TASK
Please repeat the entries below exactly as written, leaving out any images.

┏━━

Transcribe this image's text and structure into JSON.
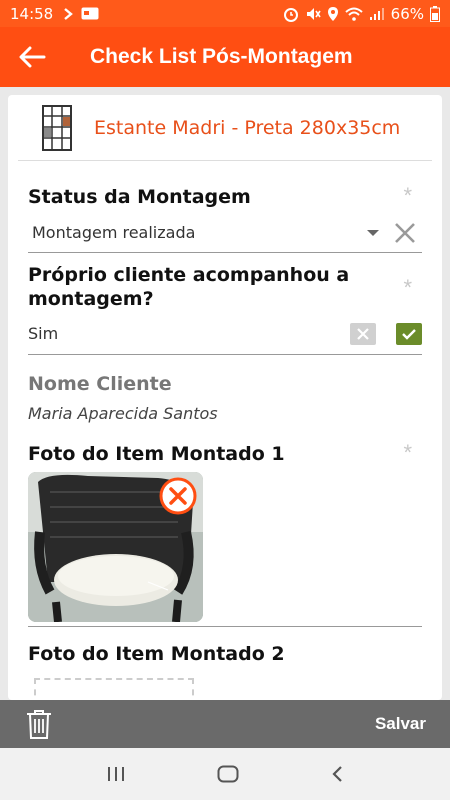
{
  "status_bar": {
    "time": "14:58",
    "battery": "66%"
  },
  "app_bar": {
    "title": "Check List Pós-Montagem"
  },
  "product": {
    "name": "Estante Madri - Preta 280x35cm"
  },
  "fields": {
    "status": {
      "label": "Status da Montagem",
      "value": "Montagem realizada",
      "required": "*"
    },
    "accompanied": {
      "label": "Próprio cliente acompanhou a montagem?",
      "value": "Sim",
      "required": "*"
    },
    "client_name": {
      "label": "Nome Cliente",
      "value": "Maria Aparecida Santos"
    },
    "photo1": {
      "label": "Foto do Item Montado 1",
      "required": "*"
    },
    "photo2": {
      "label": "Foto do Item Montado 2"
    }
  },
  "bottom_bar": {
    "save_label": "Salvar"
  },
  "colors": {
    "accent": "#ff4e12",
    "product_name": "#e8501a",
    "check_green": "#6b8c2a",
    "bottom_bar": "#6a6a6a"
  },
  "icons": [
    "back-arrow-icon",
    "trash-icon",
    "close-circle-icon",
    "dropdown-icon",
    "clear-x-icon",
    "check-icon",
    "nav-recent-icon",
    "nav-home-icon",
    "nav-back-icon"
  ]
}
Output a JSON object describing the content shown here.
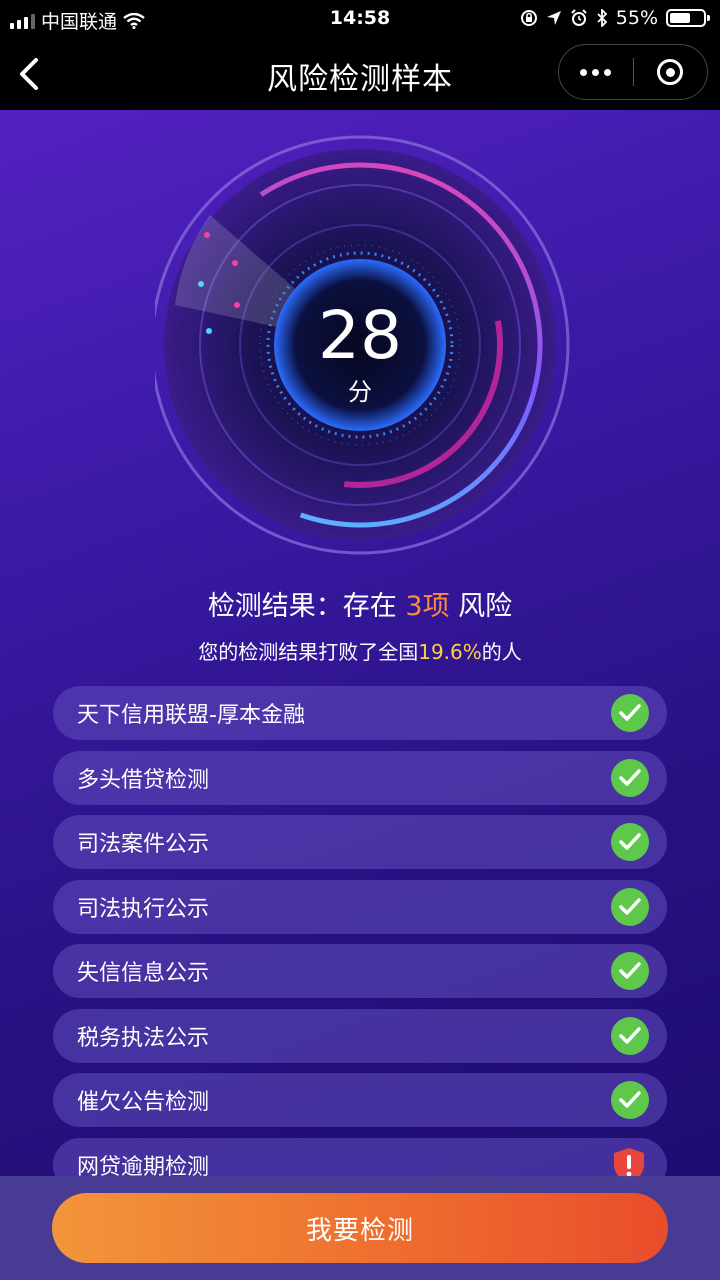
{
  "status_bar": {
    "carrier": "中国联通",
    "time": "14:58",
    "battery": "55%"
  },
  "nav": {
    "title": "风险检测样本"
  },
  "gauge": {
    "score": "28",
    "unit": "分"
  },
  "result": {
    "prefix": "检测结果：存在 ",
    "count": "3项",
    "suffix": " 风险"
  },
  "summary": {
    "prefix": "您的检测结果打败了全国",
    "percent": "19.6%",
    "suffix": "的人"
  },
  "checks": [
    {
      "label": "天下信用联盟-厚本金融",
      "status": "pass"
    },
    {
      "label": "多头借贷检测",
      "status": "pass"
    },
    {
      "label": "司法案件公示",
      "status": "pass"
    },
    {
      "label": "司法执行公示",
      "status": "pass"
    },
    {
      "label": "失信信息公示",
      "status": "pass"
    },
    {
      "label": "税务执法公示",
      "status": "pass"
    },
    {
      "label": "催欠公告检测",
      "status": "pass"
    },
    {
      "label": "网贷逾期检测",
      "status": "warn"
    }
  ],
  "cta": {
    "label": "我要检测"
  },
  "colors": {
    "highlight_orange": "#ff8a3d",
    "highlight_yellow": "#ffcf3f",
    "pass_green": "#5dc84a",
    "warn_red": "#e8453c"
  }
}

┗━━

SOLUTION BELOW
Transcribe this image's text and structure into JSON.
{
  "status_bar": {
    "time": "14:58",
    "battery": "66%"
  },
  "app_bar": {
    "title": "Check List Pós-Montagem"
  },
  "product": {
    "name": "Estante Madri - Preta 280x35cm"
  },
  "fields": {
    "status": {
      "label": "Status da Montagem",
      "value": "Montagem realizada",
      "required": "*"
    },
    "accompanied": {
      "label": "Próprio cliente acompanhou a montagem?",
      "value": "Sim",
      "required": "*"
    },
    "client_name": {
      "label": "Nome Cliente",
      "value": "Maria Aparecida Santos"
    },
    "photo1": {
      "label": "Foto do Item Montado 1",
      "required": "*"
    },
    "photo2": {
      "label": "Foto do Item Montado 2"
    }
  },
  "bottom_bar": {
    "save_label": "Salvar"
  },
  "colors": {
    "accent": "#ff4e12",
    "product_name": "#e8501a",
    "check_green": "#6b8c2a",
    "bottom_bar": "#6a6a6a"
  },
  "icons": [
    "back-arrow-icon",
    "trash-icon",
    "close-circle-icon",
    "dropdown-icon",
    "clear-x-icon",
    "check-icon",
    "nav-recent-icon",
    "nav-home-icon",
    "nav-back-icon"
  ]
}
Output a JSON object describing the content shown here.
{
  "status_bar": {
    "carrier": "中国联通",
    "time": "14:58",
    "battery": "55%"
  },
  "nav": {
    "title": "风险检测样本"
  },
  "gauge": {
    "score": "28",
    "unit": "分"
  },
  "result": {
    "prefix": "检测结果：存在 ",
    "count": "3项",
    "suffix": " 风险"
  },
  "summary": {
    "prefix": "您的检测结果打败了全国",
    "percent": "19.6%",
    "suffix": "的人"
  },
  "checks": [
    {
      "label": "天下信用联盟-厚本金融",
      "status": "pass"
    },
    {
      "label": "多头借贷检测",
      "status": "pass"
    },
    {
      "label": "司法案件公示",
      "status": "pass"
    },
    {
      "label": "司法执行公示",
      "status": "pass"
    },
    {
      "label": "失信信息公示",
      "status": "pass"
    },
    {
      "label": "税务执法公示",
      "status": "pass"
    },
    {
      "label": "催欠公告检测",
      "status": "pass"
    },
    {
      "label": "网贷逾期检测",
      "status": "warn"
    }
  ],
  "cta": {
    "label": "我要检测"
  },
  "colors": {
    "highlight_orange": "#ff8a3d",
    "highlight_yellow": "#ffcf3f",
    "pass_green": "#5dc84a",
    "warn_red": "#e8453c"
  }
}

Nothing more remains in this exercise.